* Record set *
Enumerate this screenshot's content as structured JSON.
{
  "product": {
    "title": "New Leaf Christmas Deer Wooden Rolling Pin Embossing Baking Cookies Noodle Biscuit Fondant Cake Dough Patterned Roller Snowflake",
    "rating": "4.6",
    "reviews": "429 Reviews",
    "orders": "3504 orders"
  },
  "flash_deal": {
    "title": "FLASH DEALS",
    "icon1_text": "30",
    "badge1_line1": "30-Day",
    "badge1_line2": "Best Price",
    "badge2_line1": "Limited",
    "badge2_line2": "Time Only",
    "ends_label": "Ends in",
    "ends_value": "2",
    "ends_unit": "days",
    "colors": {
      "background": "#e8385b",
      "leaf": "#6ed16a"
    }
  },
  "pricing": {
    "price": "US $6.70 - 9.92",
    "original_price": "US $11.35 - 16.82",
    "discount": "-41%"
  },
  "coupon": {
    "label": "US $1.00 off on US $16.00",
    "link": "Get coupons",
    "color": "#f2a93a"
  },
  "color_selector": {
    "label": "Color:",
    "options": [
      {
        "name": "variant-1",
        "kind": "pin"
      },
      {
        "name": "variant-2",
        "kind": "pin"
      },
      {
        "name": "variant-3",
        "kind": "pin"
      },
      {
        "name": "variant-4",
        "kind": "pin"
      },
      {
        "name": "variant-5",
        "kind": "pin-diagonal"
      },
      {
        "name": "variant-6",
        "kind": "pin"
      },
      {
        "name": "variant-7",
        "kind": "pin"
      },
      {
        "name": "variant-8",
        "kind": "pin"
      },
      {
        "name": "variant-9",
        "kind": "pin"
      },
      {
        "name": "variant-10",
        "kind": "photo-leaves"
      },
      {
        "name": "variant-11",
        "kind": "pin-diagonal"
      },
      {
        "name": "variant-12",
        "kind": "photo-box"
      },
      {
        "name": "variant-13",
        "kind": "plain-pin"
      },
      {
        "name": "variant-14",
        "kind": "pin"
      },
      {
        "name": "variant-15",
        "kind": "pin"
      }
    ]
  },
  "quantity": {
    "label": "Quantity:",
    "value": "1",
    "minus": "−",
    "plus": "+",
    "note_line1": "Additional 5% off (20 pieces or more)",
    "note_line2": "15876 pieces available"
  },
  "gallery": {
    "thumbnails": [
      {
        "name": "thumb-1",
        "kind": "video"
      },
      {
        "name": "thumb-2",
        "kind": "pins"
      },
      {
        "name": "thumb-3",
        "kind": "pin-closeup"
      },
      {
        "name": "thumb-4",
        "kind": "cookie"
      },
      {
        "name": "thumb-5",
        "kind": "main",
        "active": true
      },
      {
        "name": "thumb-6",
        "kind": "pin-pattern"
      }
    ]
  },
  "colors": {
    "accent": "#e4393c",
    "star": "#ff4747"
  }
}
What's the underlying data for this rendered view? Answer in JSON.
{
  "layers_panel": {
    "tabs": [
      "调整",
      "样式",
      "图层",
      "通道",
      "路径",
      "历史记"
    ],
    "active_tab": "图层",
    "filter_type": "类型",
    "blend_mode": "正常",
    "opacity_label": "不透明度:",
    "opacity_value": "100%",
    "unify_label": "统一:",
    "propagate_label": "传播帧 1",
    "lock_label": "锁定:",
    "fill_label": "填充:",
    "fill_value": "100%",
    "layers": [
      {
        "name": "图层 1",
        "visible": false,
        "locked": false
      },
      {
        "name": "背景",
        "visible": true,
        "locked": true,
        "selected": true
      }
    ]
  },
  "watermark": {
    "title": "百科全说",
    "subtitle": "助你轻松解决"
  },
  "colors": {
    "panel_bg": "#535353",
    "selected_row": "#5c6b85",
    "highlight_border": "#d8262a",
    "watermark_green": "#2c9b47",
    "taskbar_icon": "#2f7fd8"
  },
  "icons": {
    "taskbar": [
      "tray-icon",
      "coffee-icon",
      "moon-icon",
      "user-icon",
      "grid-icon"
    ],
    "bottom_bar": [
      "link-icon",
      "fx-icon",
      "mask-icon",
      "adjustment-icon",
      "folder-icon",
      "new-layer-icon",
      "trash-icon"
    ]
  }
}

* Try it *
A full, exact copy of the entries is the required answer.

* Answer area *
Enumerate this screenshot's content as structured JSON.
{
  "product": {
    "title": "New Leaf Christmas Deer Wooden Rolling Pin Embossing Baking Cookies Noodle Biscuit Fondant Cake Dough Patterned Roller Snowflake",
    "rating": "4.6",
    "reviews": "429 Reviews",
    "orders": "3504 orders"
  },
  "flash_deal": {
    "title": "FLASH DEALS",
    "icon1_text": "30",
    "badge1_line1": "30-Day",
    "badge1_line2": "Best Price",
    "badge2_line1": "Limited",
    "badge2_line2": "Time Only",
    "ends_label": "Ends in",
    "ends_value": "2",
    "ends_unit": "days",
    "colors": {
      "background": "#e8385b",
      "leaf": "#6ed16a"
    }
  },
  "pricing": {
    "price": "US $6.70 - 9.92",
    "original_price": "US $11.35 - 16.82",
    "discount": "-41%"
  },
  "coupon": {
    "label": "US $1.00 off on US $16.00",
    "link": "Get coupons",
    "color": "#f2a93a"
  },
  "color_selector": {
    "label": "Color:",
    "options": [
      {
        "name": "variant-1",
        "kind": "pin"
      },
      {
        "name": "variant-2",
        "kind": "pin"
      },
      {
        "name": "variant-3",
        "kind": "pin"
      },
      {
        "name": "variant-4",
        "kind": "pin"
      },
      {
        "name": "variant-5",
        "kind": "pin-diagonal"
      },
      {
        "name": "variant-6",
        "kind": "pin"
      },
      {
        "name": "variant-7",
        "kind": "pin"
      },
      {
        "name": "variant-8",
        "kind": "pin"
      },
      {
        "name": "variant-9",
        "kind": "pin"
      },
      {
        "name": "variant-10",
        "kind": "photo-leaves"
      },
      {
        "name": "variant-11",
        "kind": "pin-diagonal"
      },
      {
        "name": "variant-12",
        "kind": "photo-box"
      },
      {
        "name": "variant-13",
        "kind": "plain-pin"
      },
      {
        "name": "variant-14",
        "kind": "pin"
      },
      {
        "name": "variant-15",
        "kind": "pin"
      }
    ]
  },
  "quantity": {
    "label": "Quantity:",
    "value": "1",
    "minus": "−",
    "plus": "+",
    "note_line1": "Additional 5% off (20 pieces or more)",
    "note_line2": "15876 pieces available"
  },
  "gallery": {
    "thumbnails": [
      {
        "name": "thumb-1",
        "kind": "video"
      },
      {
        "name": "thumb-2",
        "kind": "pins"
      },
      {
        "name": "thumb-3",
        "kind": "pin-closeup"
      },
      {
        "name": "thumb-4",
        "kind": "cookie"
      },
      {
        "name": "thumb-5",
        "kind": "main",
        "active": true
      },
      {
        "name": "thumb-6",
        "kind": "pin-pattern"
      }
    ]
  },
  "colors": {
    "accent": "#e4393c",
    "star": "#ff4747"
  }
}
What's the underlying data for this rendered view? Answer in JSON.
{
  "layers_panel": {
    "tabs": [
      "调整",
      "样式",
      "图层",
      "通道",
      "路径",
      "历史记"
    ],
    "active_tab": "图层",
    "filter_type": "类型",
    "blend_mode": "正常",
    "opacity_label": "不透明度:",
    "opacity_value": "100%",
    "unify_label": "统一:",
    "propagate_label": "传播帧 1",
    "lock_label": "锁定:",
    "fill_label": "填充:",
    "fill_value": "100%",
    "layers": [
      {
        "name": "图层 1",
        "visible": false,
        "locked": false
      },
      {
        "name": "背景",
        "visible": true,
        "locked": true,
        "selected": true
      }
    ]
  },
  "watermark": {
    "title": "百科全说",
    "subtitle": "助你轻松解决"
  },
  "colors": {
    "panel_bg": "#535353",
    "selected_row": "#5c6b85",
    "highlight_border": "#d8262a",
    "watermark_green": "#2c9b47",
    "taskbar_icon": "#2f7fd8"
  },
  "icons": {
    "taskbar": [
      "tray-icon",
      "coffee-icon",
      "moon-icon",
      "user-icon",
      "grid-icon"
    ],
    "bottom_bar": [
      "link-icon",
      "fx-icon",
      "mask-icon",
      "adjustment-icon",
      "folder-icon",
      "new-layer-icon",
      "trash-icon"
    ]
  }
}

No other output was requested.